Major effort to cut car use in Cambridge expected by GCP after mayor casts doubt on building tunnels
Stronger proposals to reduce car use in Cambridge are expected after serious doubt was cast on £2bn Cambridgeshire Autonomous Metro scheme.
Members of the Greater Cambridge Partnership’s (GCP) joint assembly called last Thursday (June 10) for more progress to be made on the city access strategy, which seeks to cut car use and encourage people to travel on foot, public transport or by bike.
The exact policies could vary widely, with more details on options now expected in September, but manifestos from Labour and the Liberal Democrats in May outlined support for a clean air zone.
Motorists of polluting vehicles could be charged to enter it, while road space could be reallocated and on and off-street parking reduced under ideas being considered by the GCP.
Councillors and business and academic representatives on the joint assembly discussed the “monumental challenge” of cutting car use in the wake of Dr Nik Johnson’s appointment as mayor of the Cambridgeshire and Peterborough Combined Authority.
He has indicated that he intends to scrap the £2bn Cambridgeshire Autonomous Metro scheme, which would have linked GCP busways to a wider network and put tunnels under Cambridge.
“I think if we assume there weren’t going to be tunnels under Cambridge then I think our interventions are again wholly underwhelming”, said Andy Williams, vice president for Cambridge strategy and operations at AstraZeneca, referring to the current city access measures.
He called for proposals that are a “little more meaty” than what has been seen in the past.
“If city access does not come up as a major agenda item I can’t see where we are going with any of our other projects. I don’t think the interventions we have work without the tunneling, and so I would like to see something really quite substantial to come back to at least discuss in September,” he said.
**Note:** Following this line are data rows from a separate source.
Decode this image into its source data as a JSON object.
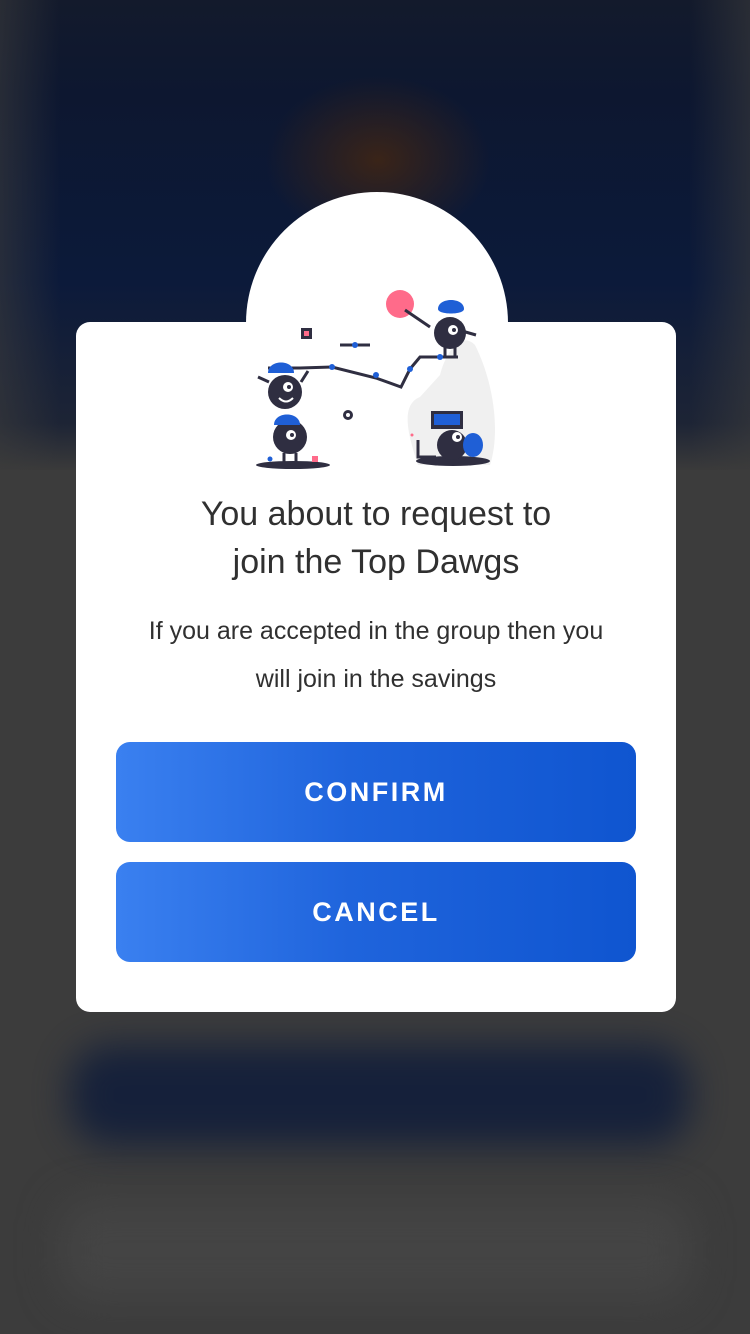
{
  "dialog": {
    "title_line1": "You about to request to",
    "title_line2": "join the Top Dawgs",
    "message_line1": "If you are accepted in the group then you",
    "message_line2": "will join in the savings",
    "confirm_label": "CONFIRM",
    "cancel_label": "CANCEL",
    "illustration_icon": "team-climbing-illustration"
  },
  "colors": {
    "button_start": "#3a80f0",
    "button_end": "#0f55d0",
    "modal_background": "#ffffff",
    "text": "#303030",
    "illustration_blue": "#1f5fd6",
    "illustration_dark": "#2f2e41",
    "illustration_pink": "#ff6b8a",
    "overlay": "#3c3c3c"
  }
}
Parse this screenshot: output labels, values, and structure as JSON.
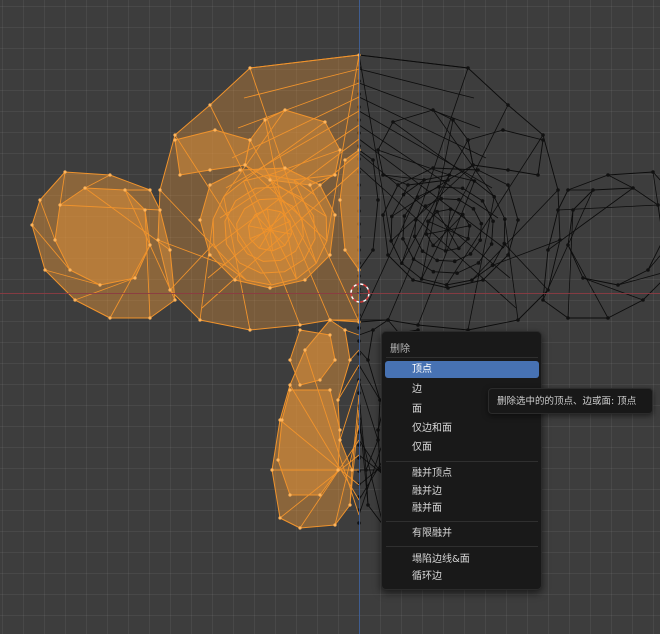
{
  "viewport": {
    "colors": {
      "background": "#3d3d3d",
      "selected_wire": "#f0932c",
      "selected_fill": "#e8963a",
      "unselected_wire": "#0c0c0c",
      "x_axis": "#8c3b43",
      "y_axis": "#3e5f98",
      "menu_highlight": "#4772b3"
    }
  },
  "context_menu": {
    "title": "删除",
    "items": [
      {
        "label": "顶点",
        "active": true
      },
      {
        "label": "边",
        "active": false
      },
      {
        "label": "面",
        "active": false
      },
      {
        "label": "仅边和面",
        "active": false
      },
      {
        "label": "仅面",
        "active": false
      },
      {
        "label": "融并顶点",
        "active": false
      },
      {
        "label": "融并边",
        "active": false
      },
      {
        "label": "融并面",
        "active": false
      },
      {
        "label": "有限融并",
        "active": false
      },
      {
        "label": "塌陷边线&面",
        "active": false
      },
      {
        "label": "循环边",
        "active": false
      }
    ]
  },
  "tooltip": {
    "text": "删除选中的的顶点、边或面: 顶点"
  }
}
Heather Richards, a business representative for Verint, said: “I do think that we are getting to the point where it is almost becoming impossible to offer substantial contribution to the other schemes, actually, until we know how it is going to pan out in terms of the connection to city access.
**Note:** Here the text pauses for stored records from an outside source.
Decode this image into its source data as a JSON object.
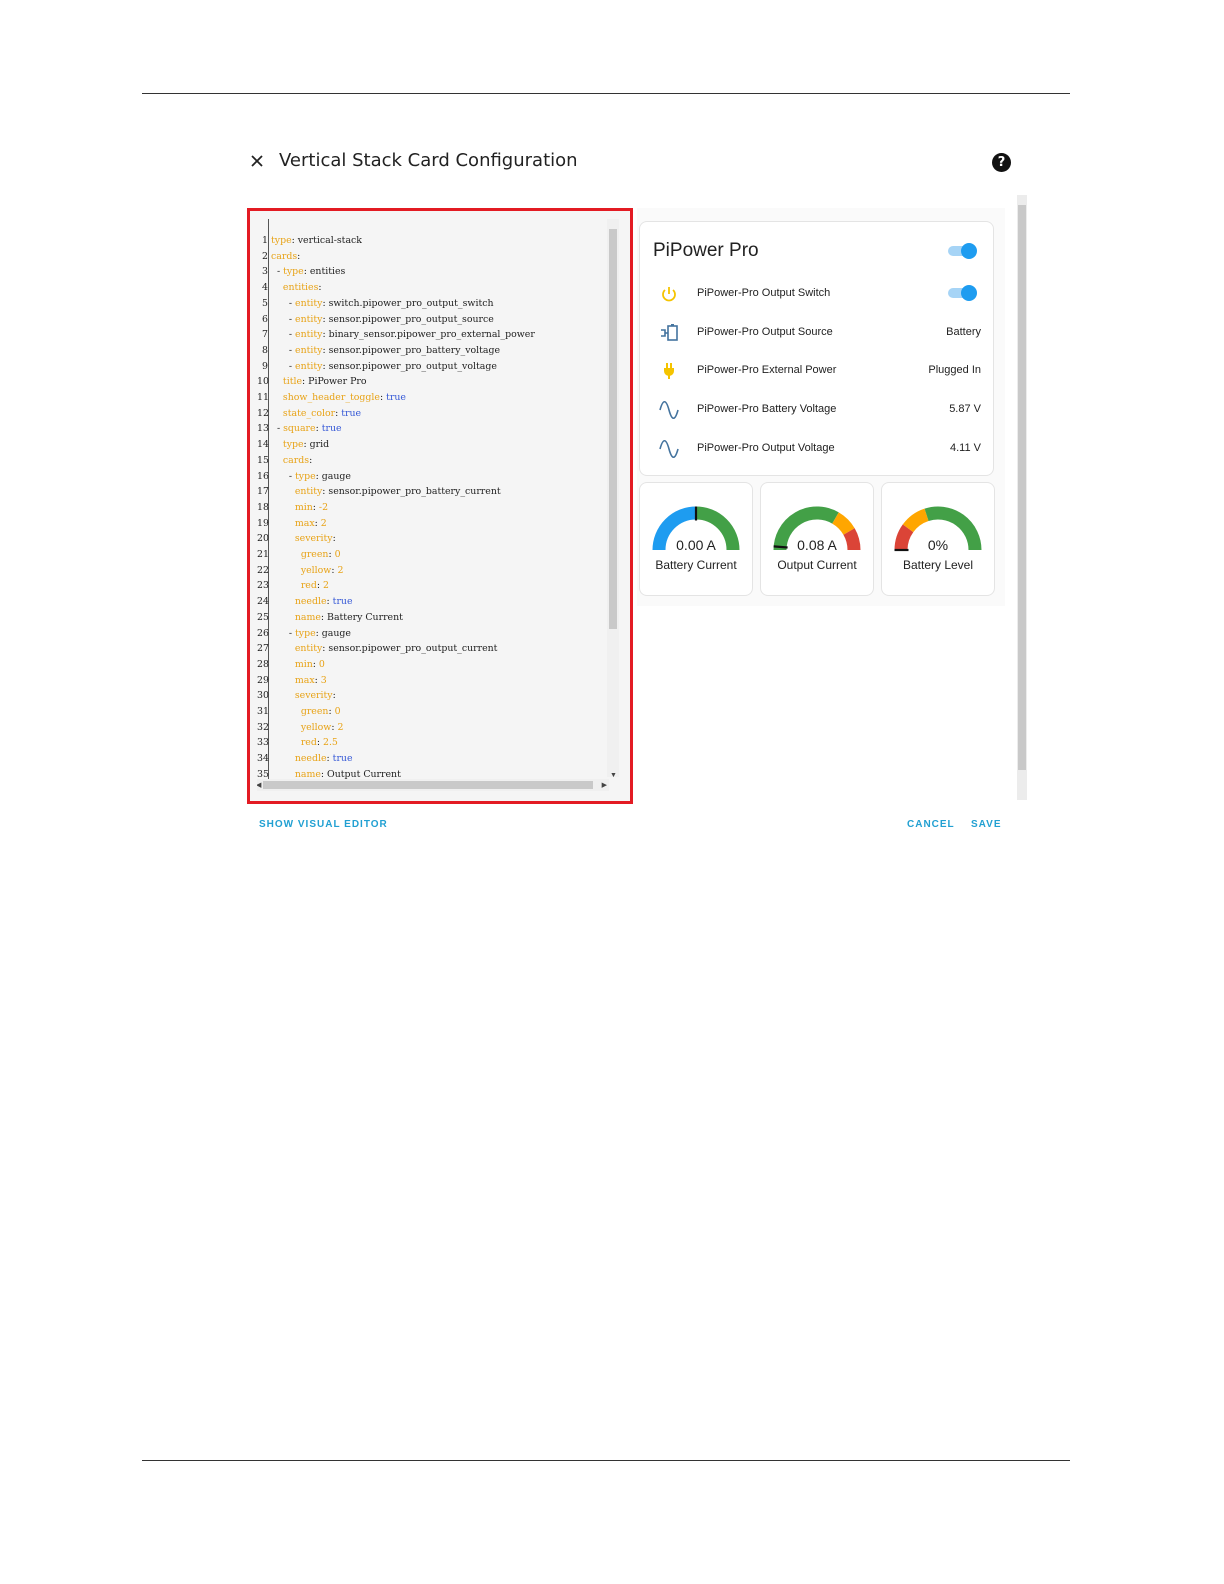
{
  "dialog": {
    "title": "Vertical Stack Card Configuration",
    "close_icon": "close-icon",
    "help_icon": "help-icon",
    "help_glyph": "?"
  },
  "editor": {
    "lines": [
      {
        "n": "1",
        "parts": [
          {
            "t": "type",
            "c": "k"
          },
          {
            "t": ": vertical-stack",
            "c": ""
          }
        ]
      },
      {
        "n": "2",
        "parts": [
          {
            "t": "cards",
            "c": "k"
          },
          {
            "t": ":",
            "c": ""
          }
        ]
      },
      {
        "n": "3",
        "parts": [
          {
            "t": "  - ",
            "c": ""
          },
          {
            "t": "type",
            "c": "k"
          },
          {
            "t": ": entities",
            "c": ""
          }
        ]
      },
      {
        "n": "4",
        "parts": [
          {
            "t": "    ",
            "c": ""
          },
          {
            "t": "entities",
            "c": "k"
          },
          {
            "t": ":",
            "c": ""
          }
        ]
      },
      {
        "n": "5",
        "parts": [
          {
            "t": "      - ",
            "c": ""
          },
          {
            "t": "entity",
            "c": "k"
          },
          {
            "t": ": switch.pipower_pro_output_switch",
            "c": ""
          }
        ]
      },
      {
        "n": "6",
        "parts": [
          {
            "t": "      - ",
            "c": ""
          },
          {
            "t": "entity",
            "c": "k"
          },
          {
            "t": ": sensor.pipower_pro_output_source",
            "c": ""
          }
        ]
      },
      {
        "n": "7",
        "parts": [
          {
            "t": "      - ",
            "c": ""
          },
          {
            "t": "entity",
            "c": "k"
          },
          {
            "t": ": binary_sensor.pipower_pro_external_power",
            "c": ""
          }
        ]
      },
      {
        "n": "8",
        "parts": [
          {
            "t": "      - ",
            "c": ""
          },
          {
            "t": "entity",
            "c": "k"
          },
          {
            "t": ": sensor.pipower_pro_battery_voltage",
            "c": ""
          }
        ]
      },
      {
        "n": "9",
        "parts": [
          {
            "t": "      - ",
            "c": ""
          },
          {
            "t": "entity",
            "c": "k"
          },
          {
            "t": ": sensor.pipower_pro_output_voltage",
            "c": ""
          }
        ]
      },
      {
        "n": "10",
        "parts": [
          {
            "t": "    ",
            "c": ""
          },
          {
            "t": "title",
            "c": "k"
          },
          {
            "t": ": PiPower Pro",
            "c": ""
          }
        ]
      },
      {
        "n": "11",
        "parts": [
          {
            "t": "    ",
            "c": ""
          },
          {
            "t": "show_header_toggle",
            "c": "k"
          },
          {
            "t": ": ",
            "c": ""
          },
          {
            "t": "true",
            "c": "b"
          }
        ]
      },
      {
        "n": "12",
        "parts": [
          {
            "t": "    ",
            "c": ""
          },
          {
            "t": "state_color",
            "c": "k"
          },
          {
            "t": ": ",
            "c": ""
          },
          {
            "t": "true",
            "c": "b"
          }
        ]
      },
      {
        "n": "13",
        "parts": [
          {
            "t": "  - ",
            "c": ""
          },
          {
            "t": "square",
            "c": "k"
          },
          {
            "t": ": ",
            "c": ""
          },
          {
            "t": "true",
            "c": "b"
          }
        ]
      },
      {
        "n": "14",
        "parts": [
          {
            "t": "    ",
            "c": ""
          },
          {
            "t": "type",
            "c": "k"
          },
          {
            "t": ": grid",
            "c": ""
          }
        ]
      },
      {
        "n": "15",
        "parts": [
          {
            "t": "    ",
            "c": ""
          },
          {
            "t": "cards",
            "c": "k"
          },
          {
            "t": ":",
            "c": ""
          }
        ]
      },
      {
        "n": "16",
        "parts": [
          {
            "t": "      - ",
            "c": ""
          },
          {
            "t": "type",
            "c": "k"
          },
          {
            "t": ": gauge",
            "c": ""
          }
        ]
      },
      {
        "n": "17",
        "parts": [
          {
            "t": "        ",
            "c": ""
          },
          {
            "t": "entity",
            "c": "k"
          },
          {
            "t": ": sensor.pipower_pro_battery_current",
            "c": ""
          }
        ]
      },
      {
        "n": "18",
        "parts": [
          {
            "t": "        ",
            "c": ""
          },
          {
            "t": "min",
            "c": "k"
          },
          {
            "t": ": ",
            "c": ""
          },
          {
            "t": "-2",
            "c": "k"
          }
        ]
      },
      {
        "n": "19",
        "parts": [
          {
            "t": "        ",
            "c": ""
          },
          {
            "t": "max",
            "c": "k"
          },
          {
            "t": ": ",
            "c": ""
          },
          {
            "t": "2",
            "c": "k"
          }
        ]
      },
      {
        "n": "20",
        "parts": [
          {
            "t": "        ",
            "c": ""
          },
          {
            "t": "severity",
            "c": "k"
          },
          {
            "t": ":",
            "c": ""
          }
        ]
      },
      {
        "n": "21",
        "parts": [
          {
            "t": "          ",
            "c": ""
          },
          {
            "t": "green",
            "c": "k"
          },
          {
            "t": ": ",
            "c": ""
          },
          {
            "t": "0",
            "c": "k"
          }
        ]
      },
      {
        "n": "22",
        "parts": [
          {
            "t": "          ",
            "c": ""
          },
          {
            "t": "yellow",
            "c": "k"
          },
          {
            "t": ": ",
            "c": ""
          },
          {
            "t": "2",
            "c": "k"
          }
        ]
      },
      {
        "n": "23",
        "parts": [
          {
            "t": "          ",
            "c": ""
          },
          {
            "t": "red",
            "c": "k"
          },
          {
            "t": ": ",
            "c": ""
          },
          {
            "t": "2",
            "c": "k"
          }
        ]
      },
      {
        "n": "24",
        "parts": [
          {
            "t": "        ",
            "c": ""
          },
          {
            "t": "needle",
            "c": "k"
          },
          {
            "t": ": ",
            "c": ""
          },
          {
            "t": "true",
            "c": "b"
          }
        ]
      },
      {
        "n": "25",
        "parts": [
          {
            "t": "        ",
            "c": ""
          },
          {
            "t": "name",
            "c": "k"
          },
          {
            "t": ": Battery Current",
            "c": ""
          }
        ]
      },
      {
        "n": "26",
        "parts": [
          {
            "t": "      - ",
            "c": ""
          },
          {
            "t": "type",
            "c": "k"
          },
          {
            "t": ": gauge",
            "c": ""
          }
        ]
      },
      {
        "n": "27",
        "parts": [
          {
            "t": "        ",
            "c": ""
          },
          {
            "t": "entity",
            "c": "k"
          },
          {
            "t": ": sensor.pipower_pro_output_current",
            "c": ""
          }
        ]
      },
      {
        "n": "28",
        "parts": [
          {
            "t": "        ",
            "c": ""
          },
          {
            "t": "min",
            "c": "k"
          },
          {
            "t": ": ",
            "c": ""
          },
          {
            "t": "0",
            "c": "k"
          }
        ]
      },
      {
        "n": "29",
        "parts": [
          {
            "t": "        ",
            "c": ""
          },
          {
            "t": "max",
            "c": "k"
          },
          {
            "t": ": ",
            "c": ""
          },
          {
            "t": "3",
            "c": "k"
          }
        ]
      },
      {
        "n": "30",
        "parts": [
          {
            "t": "        ",
            "c": ""
          },
          {
            "t": "severity",
            "c": "k"
          },
          {
            "t": ":",
            "c": ""
          }
        ]
      },
      {
        "n": "31",
        "parts": [
          {
            "t": "          ",
            "c": ""
          },
          {
            "t": "green",
            "c": "k"
          },
          {
            "t": ": ",
            "c": ""
          },
          {
            "t": "0",
            "c": "k"
          }
        ]
      },
      {
        "n": "32",
        "parts": [
          {
            "t": "          ",
            "c": ""
          },
          {
            "t": "yellow",
            "c": "k"
          },
          {
            "t": ": ",
            "c": ""
          },
          {
            "t": "2",
            "c": "k"
          }
        ]
      },
      {
        "n": "33",
        "parts": [
          {
            "t": "          ",
            "c": ""
          },
          {
            "t": "red",
            "c": "k"
          },
          {
            "t": ": ",
            "c": ""
          },
          {
            "t": "2.5",
            "c": "k"
          }
        ]
      },
      {
        "n": "34",
        "parts": [
          {
            "t": "        ",
            "c": ""
          },
          {
            "t": "needle",
            "c": "k"
          },
          {
            "t": ": ",
            "c": ""
          },
          {
            "t": "true",
            "c": "b"
          }
        ]
      },
      {
        "n": "35",
        "parts": [
          {
            "t": "        ",
            "c": ""
          },
          {
            "t": "name",
            "c": "k"
          },
          {
            "t": ": Output Current",
            "c": ""
          }
        ]
      }
    ]
  },
  "entities_card": {
    "title": "PiPower Pro",
    "header_toggle_on": true,
    "rows": [
      {
        "icon": "power-icon",
        "label": "PiPower-Pro Output Switch",
        "kind": "toggle",
        "value": ""
      },
      {
        "icon": "battery-plug-icon",
        "label": "PiPower-Pro Output Source",
        "kind": "text",
        "value": "Battery"
      },
      {
        "icon": "plug-icon",
        "label": "PiPower-Pro External Power",
        "kind": "text",
        "value": "Plugged In"
      },
      {
        "icon": "sine-wave-icon",
        "label": "PiPower-Pro Battery Voltage",
        "kind": "text",
        "value": "5.87 V"
      },
      {
        "icon": "sine-wave-icon",
        "label": "PiPower-Pro Output Voltage",
        "kind": "text",
        "value": "4.11 V"
      }
    ]
  },
  "gauges": [
    {
      "name": "Battery Current",
      "value_text": "0.00 A",
      "value": 0.0,
      "min": -2,
      "max": 2,
      "fill_color": "#1e9cf0",
      "needle": true,
      "segments": []
    },
    {
      "name": "Output Current",
      "value_text": "0.08 A",
      "value": 0.08,
      "min": 0,
      "max": 3,
      "needle": true,
      "segments": [
        {
          "from": 0,
          "to": 2,
          "color": "#43a047"
        },
        {
          "from": 2,
          "to": 2.5,
          "color": "#ffa600"
        },
        {
          "from": 2.5,
          "to": 3,
          "color": "#db4437"
        }
      ]
    },
    {
      "name": "Battery Level",
      "value_text": "0%",
      "value": 0,
      "min": 0,
      "max": 100,
      "needle": true,
      "segments": [
        {
          "from": 0,
          "to": 20,
          "color": "#db4437"
        },
        {
          "from": 20,
          "to": 40,
          "color": "#ffa600"
        },
        {
          "from": 40,
          "to": 100,
          "color": "#43a047"
        }
      ]
    }
  ],
  "actions": {
    "show_visual_editor": "SHOW VISUAL EDITOR",
    "cancel": "CANCEL",
    "save": "SAVE"
  },
  "colors": {
    "accent": "#21a0d2",
    "highlight_border": "#e31b23",
    "toggle_on": "#1e9cf0",
    "icon_yellow": "#f5c400",
    "icon_blue": "#44739e"
  }
}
“They are so intrinsically tied that it almost makes one hesitant to put their support forward until they know how it is going to be connected to the bigger picture.”
Labour county councillor Neil Shailer said: “Obviously with the demise, or likely demise of the metro, we have this big black whole in the middle. And so it’s about moving people across Cambridge. You get to Cambridge and obviously you can’t just dump them there.”
Labour city councillor Simon Smith said: “I think the message is we need an overwhelming city access proposition.
“We want it as soon as possible. It’s got complex physics, and it’s got complex psychology.
“On the psychology, we really do have to take a lead in adaptive leadership, which is taking the public with us at such a rate that they don’t resist the change but actually embrace it.
“And that is going to be a monumental challenge to get right, because where people sit at the moment is they believe they have the divine right to drive their cars as and when and where they like, and that’s going to have to change because of the rapid growth in the sub-region just means that the highway capacity is not going to be able to enable people to do that. We have to have attractive, sustainable transport alternatives for them, but the change has to be done carefully.”
The chair, leader of the Liberal Democrat group on the city council Tim Bick, said the joint assembly was calling for proposals to be brought forward “as a priority”.
Referencing the GCP’s wider plans, which include proposals for up to four new busways, he told the joint assembly: “We are not going to get the full value for people from most of these projects if we don’t get a convincing city access strategy in place soon. It has been a repeated absence in our overall strategy that that has remained really a vacant empty space on the big issues.”
The GCP’s transport director, Peter Blake, said: “It’s a fluid situation following the tunnels and the mayor, but we are working on the basis it will be a substantive paper that comes in September that considers city access and what realistic proposals we have got going forward.
“If tunnels are no longer going to happen in the foreseeable future, and that appears to be the position from the Combined Authority, ultimately there are some big policy levers that decision-makers need to pull to have an impact in terms of mode shift [and] traffic reductions.”
Addressing concerns raised when discussing the eastern transport corridor that without those plans the GCP will be be “pushing the traffic around” and not reducing it, he said: “That is the challenge, and that’s why a single infrastructure scheme is not going to be the answer across the eastern part or indeed the whole part of the city, because we need to consider the city access proposals. Because if we are not careful we are just going to move it around”.
He said the board will decide on the forward agenda when it meets on July 1.